Heather Nozea serves as the Prevention Director for Rapha International and the Chairperson of the Haiti Family Care Network. Heather first traveled to Haiti in 2002 to volunteer with an organization working with children. She has been involved in various types of work and ministry in Haiti over the years, and in 2013 she moved to Haiti full-time to begin working with Rapha International. Rapha is a child protection organization that provides aftercare for child survivors of human trafficking and sexual exploitation, and engages in prevention efforts in collaboration with the government and other partners. Years of working directly with survivors and seeing the effects of trauma firsthand have deepened a passion in Heather to work to protect children and to prevent them from experiencing this kind of trauma to begin with. What she has realized over the past decade of doing this work in Haiti is that strengthening and empowering families is the heart of trafficking prevention, and that is what inspired her to help found the Haiti Family Care Network. Heather has a Master’s degree in Human Services Counseling: Crisis Response and Trauma, and she is passionate about seeing children safe, protected, and thriving.
Spencer Reeves, Child Hope International

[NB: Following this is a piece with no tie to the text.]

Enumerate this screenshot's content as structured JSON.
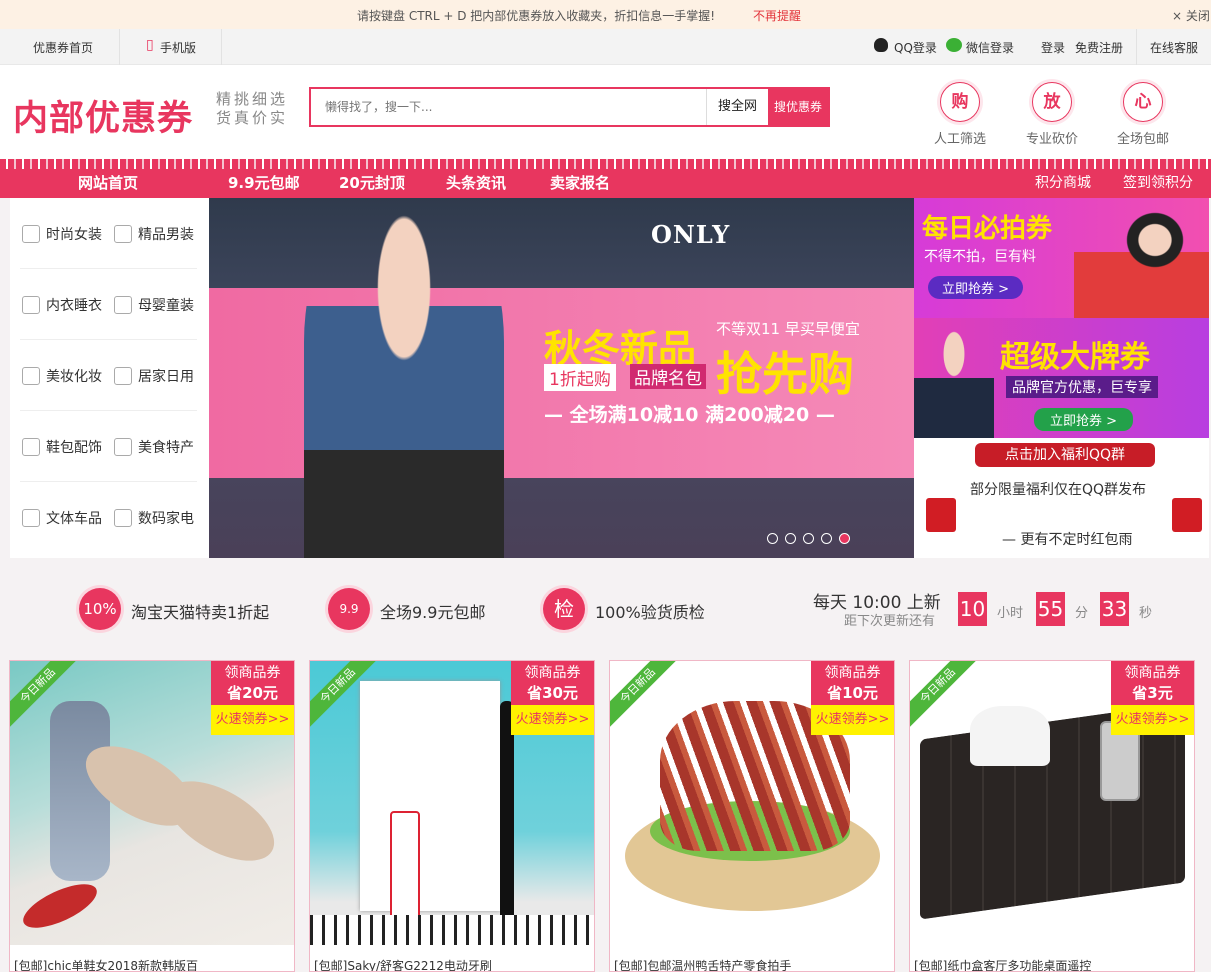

As the Executive Director of Child Hope International, Spencer led the organization through a transition from operating an orphanage in Haiti to reuniting the children in their care with their families and now working to strengthen and empower families. Spencer and Child Hope have helped to guide other organizations looking to expand their programming into family based care.
Betsy Wall, Foundation for International Development Assistance
Betsy Wall, Executive Director of Foundation for International Development Assistance (FIDA), first visited Haiti as a teenager when the infamous dictator, Papa Doc Duvalier, ruled it. In 1984, her parents, Jack and Anne Wall, moved to Haiti. Her father, FIDA founder, believed that the future of Haiti was “with those who have their hands in the soil” and began to develop resources for communities who were motivated to advance themselves economically by becoming invested shareholders in their own productive agricultural cooperative. It has become the choice of thousands of peasant men and women who testify today they now have peace in their communities. In 1999, Betsy accepted the calling to serve as Executive Director. She travels toHaiti regularly to engage directly with partners, staff and cooperative members.
Morgan Wienberg, Little Footprints, Big Steps
Morgan Wienberg went to Haiti for the first time at 18 years old to volunteer following the 2010 earthquake. In 2011 she returned to Haiti and spent half a year living alongside the children in a severely neglectful orphanage. She discovered that not only was the orphanage corrupt and abusive, but the children living in it almost all had living families. Shortly after, Morgan co-founded the organization Little Footprints, Big Steps and worked with locals to reunite those children – as well as others – with their families and advocate for their well being. Little Footprints, Big Steps empowers vulnerable families that have been separated, or who are at risk of separation, by supporting local protection authorities in building a stronger child protection network in Haiti. LFBS works to keep families together by addressing the root causes of separation and poverty through programming in child well-being and development, family and community development, advocacy of child rights, and medical outreach. Morgan has been honored with Canada’s Meritorious Service Cross Medal and the Queen’s Diamond Jubilee Medal, several Governor General of Canada Academic Awards, and has been a keynote speaker at the United Nations Youth Assembly. Morgan has lived in Haiti full time since 2011, coordinating LFBS’ activities and building up a dedicated team of Haitian staff as well as a powerful partnership with local child protection authorities.